A local task force’s proposal to collect funding for stormwater detention basins along Cypress Creek could prevent future potential flooding in the Cypress Creek Cultural district, project leaders said, but the project’s success will depend on the rest of the community’s participation.

Community group the Cypress Creek Flooding Task Force is focusing on two parcels of land located along Cypress Creek and hopes to garner support and funding from nearby utility and water districts so stormwater detention basins could eventually be built at the locations.

The basins could potentially prevent $17.9 billion worth of damage to 16,000 structures currently at risk during a 100-year flooding event, according to the task force’s strategic plan. The proposal is being spearheaded by task force President Glenn Wilkerson, Vice President Clara Lewis and Project Chair Calvin Cobb.

“We feel it’s important to target the entire corridor and work together. ... The strategic plan’s success depends on the participation of all the water districts,” Wilkerson told Community Impact Newspaper on March 28.

The group hopes to use $10.1 million in Harris County partnership funding that has been designated for the construction of stormwater detention basins in the Cypress Creek watershed. The partnership funding is part of the Harris County Flood Control District's $2.5 billion bond, which voters passed in 2018. If funds could be provided from utility districts along Cypress Creek, the partnership fund would match the funding 50-50, Cobb said.

The task force’s proposed locations are the two smallest land parcels out of nine detention basins recommended by the HCFCD along Cypress Creek between I-45 and Hwy. 249. According to the task force’s proposal, the land is already owned by HCFCD.

One of the parcels, located near Stuebner Airline Road, is 74 acre-feet, and would require an estimated $6 million for the design and construction of a detention basin, according to the proposal. The second parcel, located along Kuykendahl Road, measures 130 acre-feet and would need $6.8 million for a detention basin to be built.

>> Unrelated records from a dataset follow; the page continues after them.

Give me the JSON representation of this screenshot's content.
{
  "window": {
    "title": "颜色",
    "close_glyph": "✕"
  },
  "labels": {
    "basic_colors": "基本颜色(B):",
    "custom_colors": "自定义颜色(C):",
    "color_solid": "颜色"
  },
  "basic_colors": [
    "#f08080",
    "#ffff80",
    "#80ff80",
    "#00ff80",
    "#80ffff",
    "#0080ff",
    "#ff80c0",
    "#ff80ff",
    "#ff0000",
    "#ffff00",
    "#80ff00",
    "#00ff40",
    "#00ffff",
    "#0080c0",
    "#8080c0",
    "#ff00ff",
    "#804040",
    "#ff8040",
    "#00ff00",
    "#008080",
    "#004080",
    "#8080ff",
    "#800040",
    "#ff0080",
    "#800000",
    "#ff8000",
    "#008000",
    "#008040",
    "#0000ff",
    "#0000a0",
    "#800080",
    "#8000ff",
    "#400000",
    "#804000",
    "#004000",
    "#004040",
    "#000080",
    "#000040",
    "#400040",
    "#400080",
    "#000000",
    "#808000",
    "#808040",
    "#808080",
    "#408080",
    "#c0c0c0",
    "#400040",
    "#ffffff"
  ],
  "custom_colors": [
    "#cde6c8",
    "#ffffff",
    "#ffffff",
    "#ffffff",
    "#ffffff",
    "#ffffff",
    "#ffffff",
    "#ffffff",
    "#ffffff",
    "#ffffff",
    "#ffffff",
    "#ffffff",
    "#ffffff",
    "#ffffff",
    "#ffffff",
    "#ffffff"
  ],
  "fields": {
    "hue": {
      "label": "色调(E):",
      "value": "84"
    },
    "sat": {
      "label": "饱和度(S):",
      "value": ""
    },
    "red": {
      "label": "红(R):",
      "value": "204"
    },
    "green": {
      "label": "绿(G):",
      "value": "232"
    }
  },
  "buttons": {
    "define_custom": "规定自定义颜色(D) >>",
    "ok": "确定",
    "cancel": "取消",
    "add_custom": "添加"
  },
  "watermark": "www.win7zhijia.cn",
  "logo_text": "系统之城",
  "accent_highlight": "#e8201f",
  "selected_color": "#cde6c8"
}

Wilkerson said the two locations were selected, in part, because of their size and also because of their proximity to the Cypress Creek Cultural District—which includes community amenities, such as the Barbara Bush Branch Library, The Centrum, the Pearl Fincher Museum of Fine Arts and the future George H.W. Bush Community Center, which is under construction.

“There’s a lot at stake as far as the Cultural District,” Wilkerson said. “If the Cultural District floods again, I don’t think it will be rebuilt. That would also mean our current property values would plummet.”

Storm water detention basins were deemed the most effective strategy for fighting potential flooding in Cypress Creek Program Implementation Plan, which was released in January. As previously reported by Community Impact Newspaper, the report was completed by engineering firm Jones & Carter, which was awarded the project for $1.4 million by Harris County Commissioners Court in July 2020.

Task force officials are now working to speak to local utility and water districts along Cypress Creek, with the plan of ultimately presenting their proposal at a meeting in May, which will be headed by Precinct 3 Commissioner Tom Ramsey.

“We don’t have a vested interest in this,” Cobb said. “We are not property owners, we are not developers. It’s just community-driven stuff.”

Other members of the Cypress Creek Flooding Task Force include Bobby Lieb, president of the Houston Northwest Chamber of Commerce; Jim Robertson, chair of the Cypress Creek Greenway Project; Shah Ardalan, president of Lone Star College-University Park; Barbara Schlattman, chair of the Green Medians Project; and Clara Maynard, head librarian of the Barbara Bush Branch Library.

Hannah Zedaker and Danica Lloyd contributed to this report.